Apes Can Recognize Old Friends They Haven't Seen in Decades
Turns out chimps and bonobos have social memories like a steel trap.
There’s no shame in admitting that many of us may struggle to remember the names of our high school friends (or even that friend of a friend you met last week). The same can’t be said for our other great ape cousins because, for them, the imprint of a friendly face might be literally unforgettable.
According to a study published Monday in the journal Proceeding of the National Academy of Sciences, chimpanzees and bonobos — Homo sapiens' closest living relatives — appear to still remember former groupmates or family members even if their last encounter was more than 25 years ago. The researchers say this study demonstrates that apes are capable of long-lasting social memory and that this ability might have been a stepping stone in the evolution of complex social structures and cultures in humans.
“We tend to think about great apes as quite different from ourselves but we have really seen these animals as possessing cognitive mechanisms that are very similar to our own, including memory,” Laura Lewis, the study’s first author and a comparative psychologist at the University of California, Berkeley, said in a press release.

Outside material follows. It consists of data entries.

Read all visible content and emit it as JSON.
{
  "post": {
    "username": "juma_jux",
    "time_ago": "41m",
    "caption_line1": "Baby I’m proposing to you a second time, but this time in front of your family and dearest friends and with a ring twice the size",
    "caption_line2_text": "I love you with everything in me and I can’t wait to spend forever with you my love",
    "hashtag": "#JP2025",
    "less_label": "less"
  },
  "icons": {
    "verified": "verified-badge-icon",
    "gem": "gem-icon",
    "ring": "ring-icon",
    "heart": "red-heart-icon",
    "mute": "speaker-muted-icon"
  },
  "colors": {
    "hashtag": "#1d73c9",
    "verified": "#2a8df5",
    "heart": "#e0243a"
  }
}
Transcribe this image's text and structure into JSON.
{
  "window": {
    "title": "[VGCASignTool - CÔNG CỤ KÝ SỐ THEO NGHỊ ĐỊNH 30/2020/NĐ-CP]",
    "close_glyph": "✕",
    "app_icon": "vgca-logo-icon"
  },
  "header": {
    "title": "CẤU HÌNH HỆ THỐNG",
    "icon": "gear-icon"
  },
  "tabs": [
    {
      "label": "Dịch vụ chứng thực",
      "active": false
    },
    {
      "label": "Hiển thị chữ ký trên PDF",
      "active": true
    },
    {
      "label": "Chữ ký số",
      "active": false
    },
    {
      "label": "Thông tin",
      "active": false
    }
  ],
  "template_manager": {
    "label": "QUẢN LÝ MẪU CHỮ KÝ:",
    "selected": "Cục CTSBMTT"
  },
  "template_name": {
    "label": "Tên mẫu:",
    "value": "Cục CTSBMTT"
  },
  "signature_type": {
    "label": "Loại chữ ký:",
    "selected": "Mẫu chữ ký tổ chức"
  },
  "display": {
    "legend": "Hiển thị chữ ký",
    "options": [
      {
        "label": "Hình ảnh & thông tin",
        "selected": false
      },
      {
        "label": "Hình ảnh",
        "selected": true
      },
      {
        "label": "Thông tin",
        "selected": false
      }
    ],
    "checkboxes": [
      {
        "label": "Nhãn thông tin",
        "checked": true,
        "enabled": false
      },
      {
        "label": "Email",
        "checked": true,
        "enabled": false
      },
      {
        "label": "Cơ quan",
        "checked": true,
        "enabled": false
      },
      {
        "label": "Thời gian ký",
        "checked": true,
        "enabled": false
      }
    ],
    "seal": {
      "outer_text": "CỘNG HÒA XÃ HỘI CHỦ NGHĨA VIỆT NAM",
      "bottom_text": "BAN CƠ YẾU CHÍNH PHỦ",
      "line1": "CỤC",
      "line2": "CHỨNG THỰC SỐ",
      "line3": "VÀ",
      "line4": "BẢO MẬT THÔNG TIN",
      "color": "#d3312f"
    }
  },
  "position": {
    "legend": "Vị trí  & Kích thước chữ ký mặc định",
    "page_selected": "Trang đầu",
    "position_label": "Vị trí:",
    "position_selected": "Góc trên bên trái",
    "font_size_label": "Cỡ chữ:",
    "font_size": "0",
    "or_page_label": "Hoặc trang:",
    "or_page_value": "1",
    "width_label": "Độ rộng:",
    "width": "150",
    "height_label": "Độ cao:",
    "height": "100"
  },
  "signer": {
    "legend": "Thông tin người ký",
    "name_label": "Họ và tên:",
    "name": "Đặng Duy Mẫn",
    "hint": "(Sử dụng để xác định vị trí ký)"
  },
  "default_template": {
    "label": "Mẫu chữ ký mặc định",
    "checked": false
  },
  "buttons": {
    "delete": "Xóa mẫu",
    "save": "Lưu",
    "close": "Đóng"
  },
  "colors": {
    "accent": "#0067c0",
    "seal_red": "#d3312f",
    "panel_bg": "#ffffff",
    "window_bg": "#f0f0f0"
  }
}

Being social creatures, humans enjoy enduring memories of others that include contextual information like physical traits and our interactions and relationships with them, but it’s not entirely clear when this ability evolved. When we look at non-human primates, they also have some impressive social memory skills but scientists don’t know how long-lasting this skill can be, especially across different ape species. Discovering this missing piece to the cognitive puzzle would help pinpoint which aspects of our social memory are unique to us and which might be shared with our primate relatives.
For their study, the researchers conducted an experiment focused on a group of 26 chimpanzees and bonobos living in three different zoos in Scotland, Belgium, and Japan. These chimps were shown pictures of other apes they used to live with (who had left the zoos or died) alongside pictures of apes they’ve never met. For the group consisting of previous primate acquaintances, the last encounter ranged between nine months and 26 years. The researchers also considered the participants’ previous interactions, whether positive or negative.
Tracking the primates’ eye movement using a non-invasive eye-tracking device, they tended to stare more at pictures of their former groupmates, especially those they associated with positive interactions. Surprisingly, it didn’t matter how long the chimpanzees and bonobos had been apart: for one bonobo named Louise, who hadn’t seen her sister and nephew for over 25 years, the researchers say she consistently paid attention to their pictures, suggesting that Louise still remembered them after all these years.
“This pattern of social relationships shaping long-term memory in chimpanzees and bonobos is similar to what we see in humans, that our own social relationships also seem to shape our long-term memory of individuals,” said Lewis.
Christopher Krupenye, an assistant professor at Johns Hopkins who led the study, said the primates paying attention to others they’ve had positive experiences also goes beyond familiarity.
“[T]hey’re keeping track of aspects of the quality of these social relationships,” he said in the press release.
The study also raises the possibility that the apes may be missing their former groupmates and family members and that the absence, of using a well-worn idiom, makes their hearts grow fonder. The researchers say that with future studies, they want to further explore what emotional weight these social memories hold for great apes and whether they retain enduring memories of experiences in addition to other individuals.
“This work clearly shows how fundamental and long-lasting these relationships are,” said Krupenye. “Disruption to those relationships is likely very damaging.”
While evidence that chimps and bonobos form rich, long-lasting social bonds can inform humanity's own cognitive history, it also reaffirms that these vulnerable species lead complex, heartfelt lives that we are only beginning to understand.